» EXERCISE
Each line of the data is to be output verbatim, with the images removed.

(Records drawn from a dataset)
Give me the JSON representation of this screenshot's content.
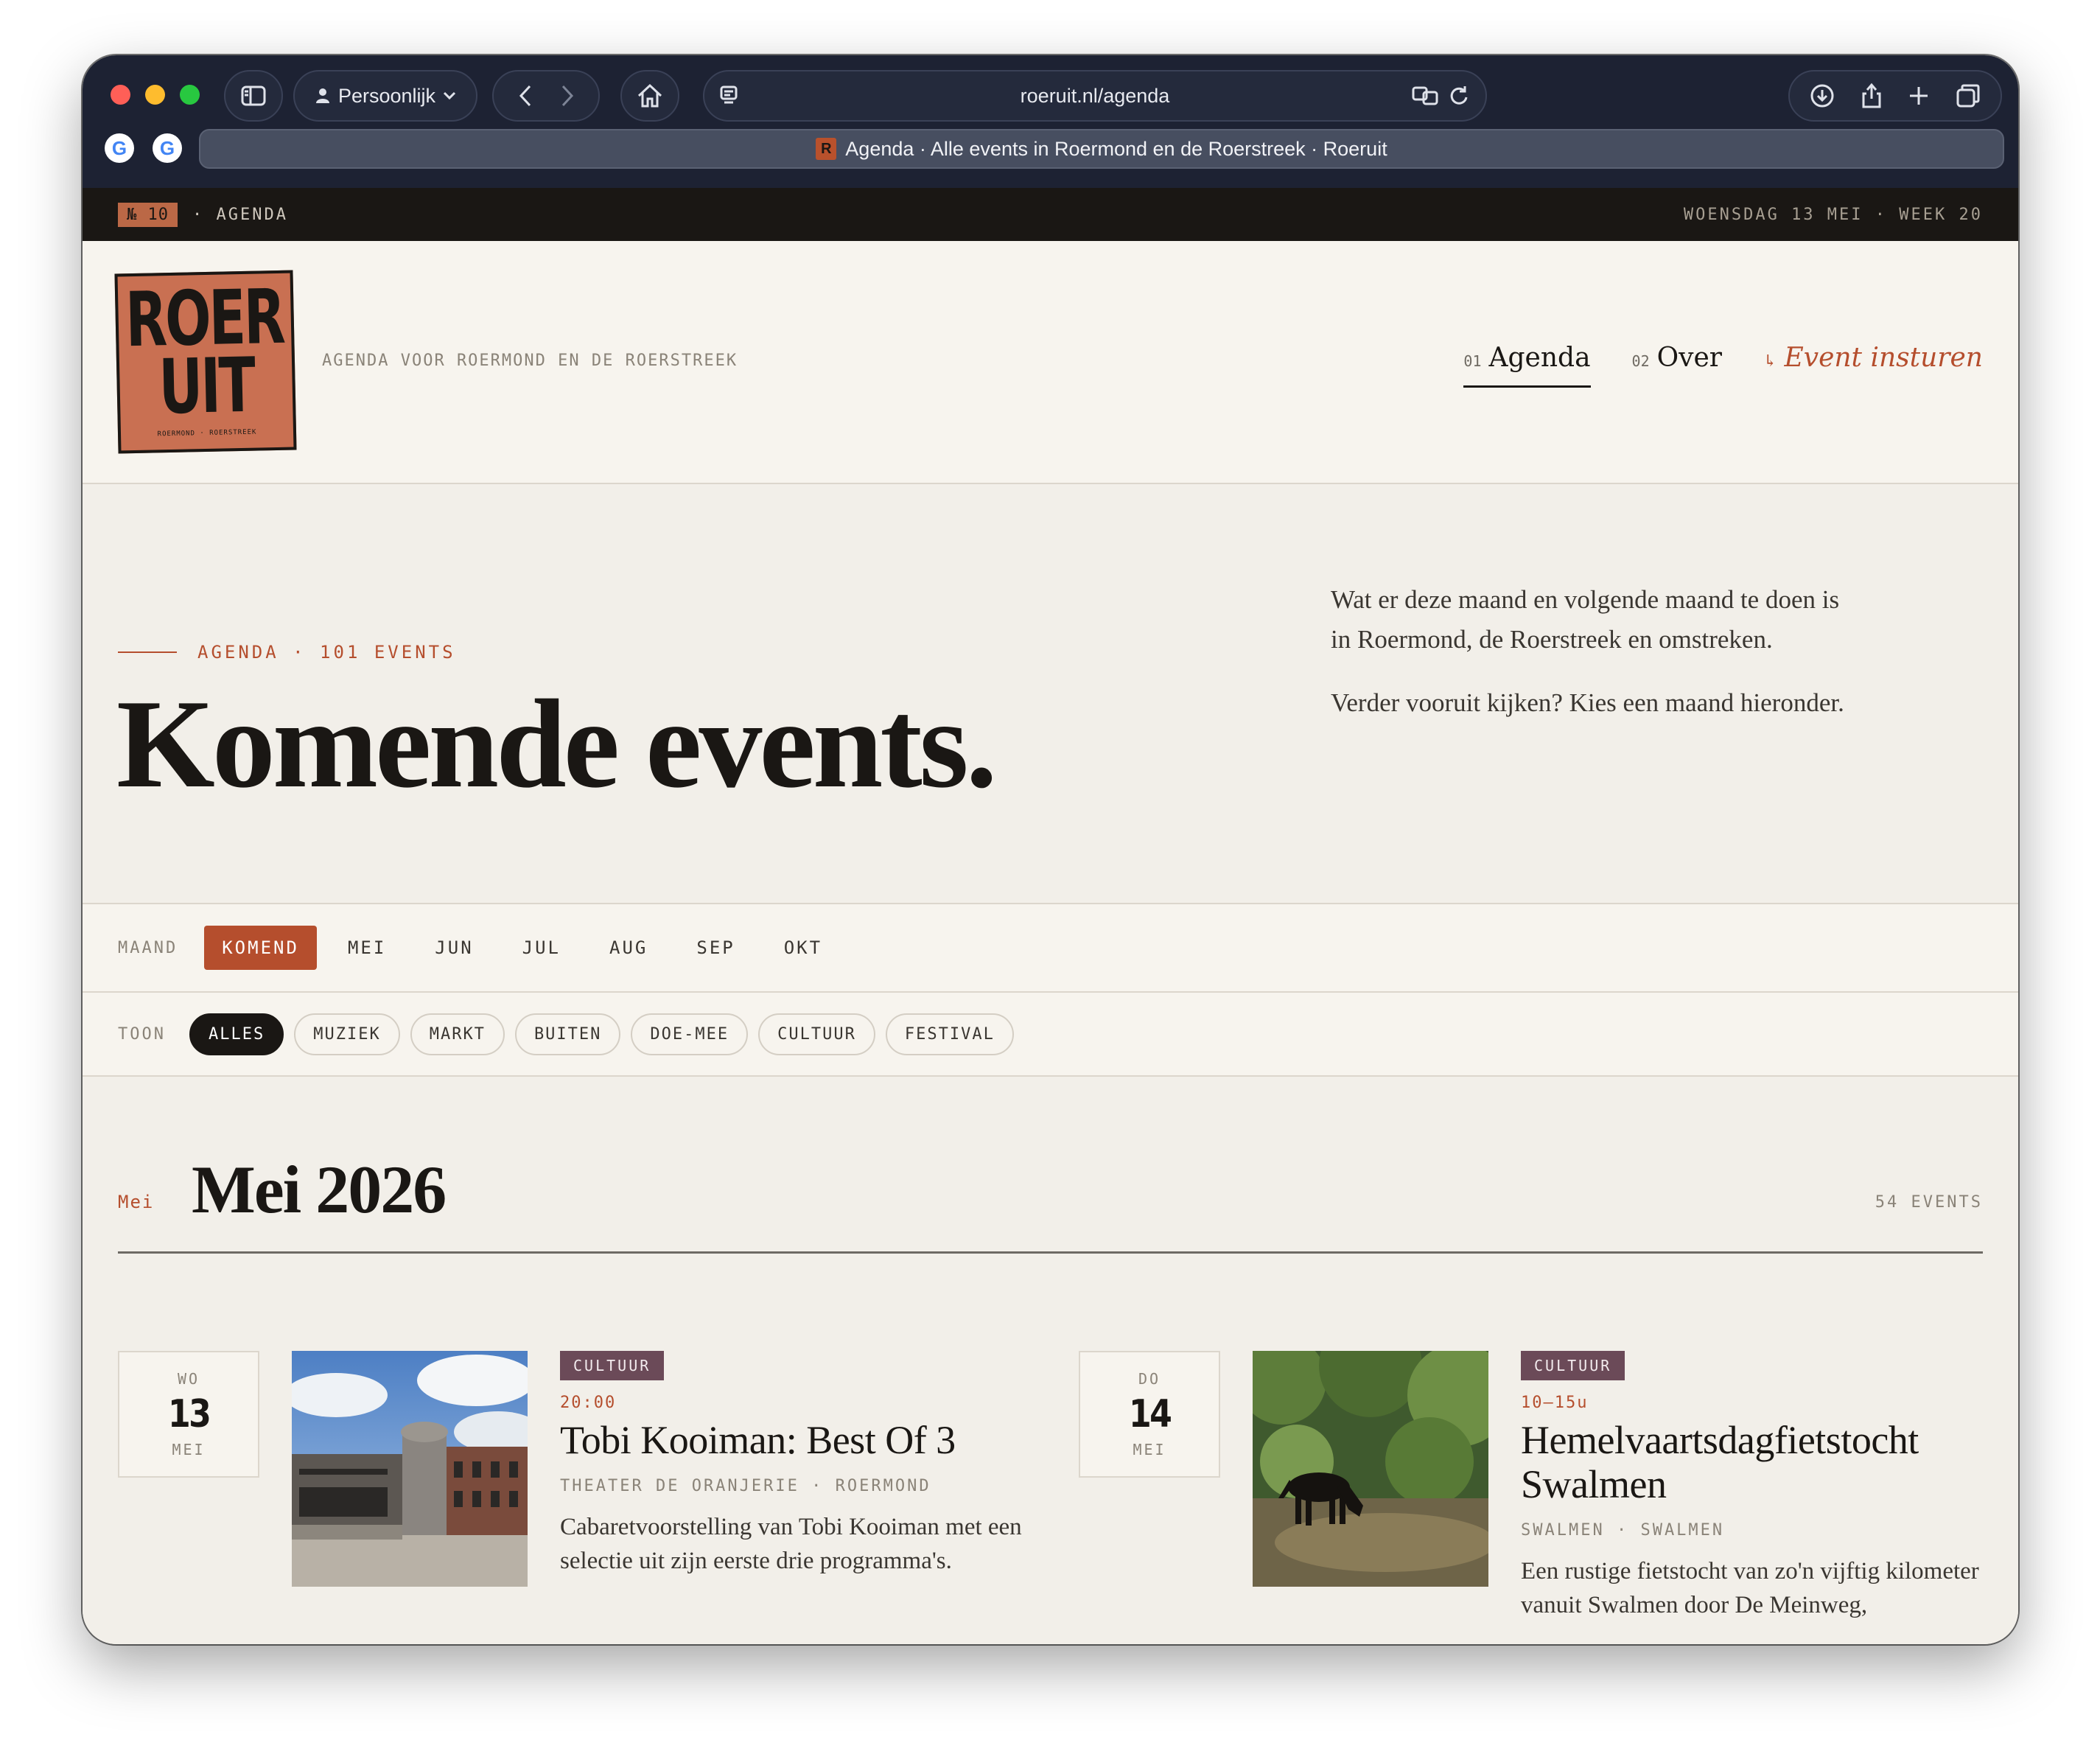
{
  "browser": {
    "profile_label": "Persoonlijk",
    "url": "roeruit.nl/agenda",
    "tab_title": "Agenda · Alle events in Roermond en de Roerstreek · Roeruit",
    "favicon_letter": "R",
    "google_letter": "G"
  },
  "topstrip": {
    "issue": "№ 10",
    "section": "· AGENDA",
    "date": "WOENSDAG 13 MEI · WEEK 20"
  },
  "header": {
    "logo_line1": "ROER",
    "logo_line2": "UIT",
    "logo_small": "ROERMOND · ROERSTREEK",
    "tagline": "AGENDA VOOR ROERMOND EN DE ROERSTREEK",
    "nav": [
      {
        "num": "01",
        "label": "Agenda"
      },
      {
        "num": "02",
        "label": "Over"
      },
      {
        "arrow": "↳",
        "label": "Event insturen"
      }
    ]
  },
  "hero": {
    "eyebrow": "AGENDA · 101 EVENTS",
    "title": "Komende events.",
    "desc_1": "Wat er deze maand en volgende maand te doen is in Roermond, de Roerstreek en omstreken.",
    "desc_2": "Verder vooruit kijken? Kies een maand hieronder."
  },
  "month_filter": {
    "label": "MAAND",
    "items": [
      "KOMEND",
      "MEI",
      "JUN",
      "JUL",
      "AUG",
      "SEP",
      "OKT"
    ],
    "selected": "KOMEND"
  },
  "category_filter": {
    "label": "TOON",
    "items": [
      "ALLES",
      "MUZIEK",
      "MARKT",
      "BUITEN",
      "DOE-MEE",
      "CULTUUR",
      "FESTIVAL"
    ],
    "selected": "ALLES"
  },
  "section": {
    "mono": "Mei",
    "title": "Mei 2026",
    "count": "54 EVENTS"
  },
  "events": [
    {
      "dow": "WO",
      "day": "13",
      "month": "MEI",
      "category": "CULTUUR",
      "time": "20:00",
      "title": "Tobi Kooiman: Best Of 3",
      "location": "THEATER DE ORANJERIE · ROERMOND",
      "desc": "Cabaretvoorstelling van Tobi Kooiman met een selectie uit zijn eerste drie programma's."
    },
    {
      "dow": "DO",
      "day": "14",
      "month": "MEI",
      "category": "CULTUUR",
      "time": "10–15u",
      "title": "Hemelvaartsdagfietstocht Swalmen",
      "location": "SWALMEN · SWALMEN",
      "desc": "Een rustige fietstocht van zo'n vijftig kilometer vanuit Swalmen door De Meinweg,"
    }
  ],
  "colors": {
    "accent": "#b54e2d",
    "page_bg": "#f2efe9",
    "ink": "#1a1714",
    "badge_cultuur": "#6b4a58",
    "chrome_bg": "#1d2233"
  }
}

» TASK OUTPUT
Give me the JSON representation of this screenshot's content.
{
  "browser": {
    "profile_label": "Persoonlijk",
    "url": "roeruit.nl/agenda",
    "tab_title": "Agenda · Alle events in Roermond en de Roerstreek · Roeruit",
    "favicon_letter": "R",
    "google_letter": "G"
  },
  "topstrip": {
    "issue": "№ 10",
    "section": "· AGENDA",
    "date": "WOENSDAG 13 MEI · WEEK 20"
  },
  "header": {
    "logo_line1": "ROER",
    "logo_line2": "UIT",
    "logo_small": "ROERMOND · ROERSTREEK",
    "tagline": "AGENDA VOOR ROERMOND EN DE ROERSTREEK",
    "nav": [
      {
        "num": "01",
        "label": "Agenda"
      },
      {
        "num": "02",
        "label": "Over"
      },
      {
        "arrow": "↳",
        "label": "Event insturen"
      }
    ]
  },
  "hero": {
    "eyebrow": "AGENDA · 101 EVENTS",
    "title": "Komende events.",
    "desc_1": "Wat er deze maand en volgende maand te doen is in Roermond, de Roerstreek en omstreken.",
    "desc_2": "Verder vooruit kijken? Kies een maand hieronder."
  },
  "month_filter": {
    "label": "MAAND",
    "items": [
      "KOMEND",
      "MEI",
      "JUN",
      "JUL",
      "AUG",
      "SEP",
      "OKT"
    ],
    "selected": "KOMEND"
  },
  "category_filter": {
    "label": "TOON",
    "items": [
      "ALLES",
      "MUZIEK",
      "MARKT",
      "BUITEN",
      "DOE-MEE",
      "CULTUUR",
      "FESTIVAL"
    ],
    "selected": "ALLES"
  },
  "section": {
    "mono": "Mei",
    "title": "Mei 2026",
    "count": "54 EVENTS"
  },
  "events": [
    {
      "dow": "WO",
      "day": "13",
      "month": "MEI",
      "category": "CULTUUR",
      "time": "20:00",
      "title": "Tobi Kooiman: Best Of 3",
      "location": "THEATER DE ORANJERIE · ROERMOND",
      "desc": "Cabaretvoorstelling van Tobi Kooiman met een selectie uit zijn eerste drie programma's."
    },
    {
      "dow": "DO",
      "day": "14",
      "month": "MEI",
      "category": "CULTUUR",
      "time": "10–15u",
      "title": "Hemelvaartsdagfietstocht Swalmen",
      "location": "SWALMEN · SWALMEN",
      "desc": "Een rustige fietstocht van zo'n vijftig kilometer vanuit Swalmen door De Meinweg,"
    }
  ],
  "colors": {
    "accent": "#b54e2d",
    "page_bg": "#f2efe9",
    "ink": "#1a1714",
    "badge_cultuur": "#6b4a58",
    "chrome_bg": "#1d2233"
  }
}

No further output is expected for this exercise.